■ EXERCISE PROMPT
Copy out all lines of the records in which the word "title" appears.

■ DATASET EXCERPTS

━━━━━━━━━━

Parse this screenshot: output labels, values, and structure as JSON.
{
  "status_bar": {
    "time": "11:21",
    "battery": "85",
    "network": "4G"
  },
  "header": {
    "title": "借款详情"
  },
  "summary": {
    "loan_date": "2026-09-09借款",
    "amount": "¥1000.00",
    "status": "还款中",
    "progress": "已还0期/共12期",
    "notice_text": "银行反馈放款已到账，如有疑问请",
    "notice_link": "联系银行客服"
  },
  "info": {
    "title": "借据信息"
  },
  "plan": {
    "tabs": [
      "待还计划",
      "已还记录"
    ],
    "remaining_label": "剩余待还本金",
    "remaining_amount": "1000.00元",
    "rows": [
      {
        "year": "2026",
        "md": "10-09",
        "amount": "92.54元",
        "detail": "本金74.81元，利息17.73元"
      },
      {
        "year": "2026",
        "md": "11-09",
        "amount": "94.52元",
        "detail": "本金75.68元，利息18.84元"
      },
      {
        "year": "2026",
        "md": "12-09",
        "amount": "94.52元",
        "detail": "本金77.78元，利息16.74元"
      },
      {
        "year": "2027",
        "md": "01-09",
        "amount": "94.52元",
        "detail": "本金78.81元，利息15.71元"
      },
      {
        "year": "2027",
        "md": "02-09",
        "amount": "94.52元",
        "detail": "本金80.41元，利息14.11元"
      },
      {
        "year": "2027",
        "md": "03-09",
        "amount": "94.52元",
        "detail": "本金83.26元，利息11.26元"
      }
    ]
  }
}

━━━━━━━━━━

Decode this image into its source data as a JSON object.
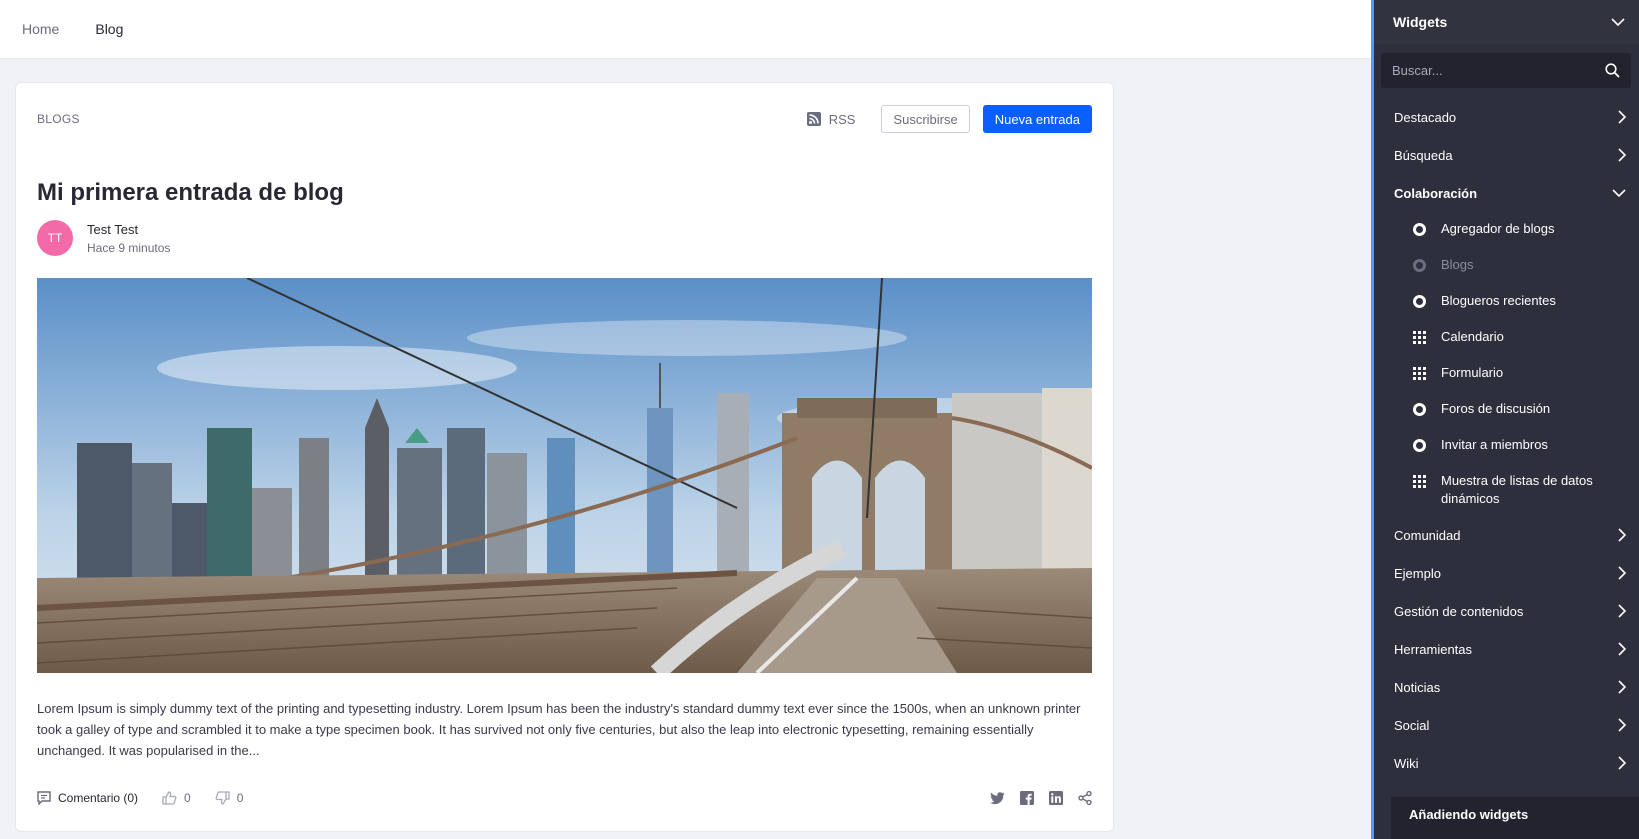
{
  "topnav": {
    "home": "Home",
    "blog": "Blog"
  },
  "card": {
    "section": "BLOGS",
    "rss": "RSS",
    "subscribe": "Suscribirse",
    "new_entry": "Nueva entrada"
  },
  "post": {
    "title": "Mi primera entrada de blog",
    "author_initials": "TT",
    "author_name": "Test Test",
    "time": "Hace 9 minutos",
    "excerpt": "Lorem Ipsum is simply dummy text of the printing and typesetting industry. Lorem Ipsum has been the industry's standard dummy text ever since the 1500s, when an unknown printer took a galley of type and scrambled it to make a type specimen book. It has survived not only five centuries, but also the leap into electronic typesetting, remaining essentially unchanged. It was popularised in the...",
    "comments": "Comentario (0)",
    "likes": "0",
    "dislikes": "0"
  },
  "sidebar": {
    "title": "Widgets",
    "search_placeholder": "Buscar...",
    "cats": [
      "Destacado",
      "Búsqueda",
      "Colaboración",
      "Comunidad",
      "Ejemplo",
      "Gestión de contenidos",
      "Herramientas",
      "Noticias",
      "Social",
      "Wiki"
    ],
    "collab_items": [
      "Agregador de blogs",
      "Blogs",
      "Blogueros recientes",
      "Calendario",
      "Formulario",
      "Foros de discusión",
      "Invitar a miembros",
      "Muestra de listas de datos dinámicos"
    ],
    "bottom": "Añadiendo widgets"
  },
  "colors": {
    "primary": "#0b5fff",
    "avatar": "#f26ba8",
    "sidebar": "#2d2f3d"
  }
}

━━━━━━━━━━

■ REPLY
    "title": "借款详情"
    "title": "借据信息"
    "title": "Mi primera entrada de blog",
    "title": "Widgets",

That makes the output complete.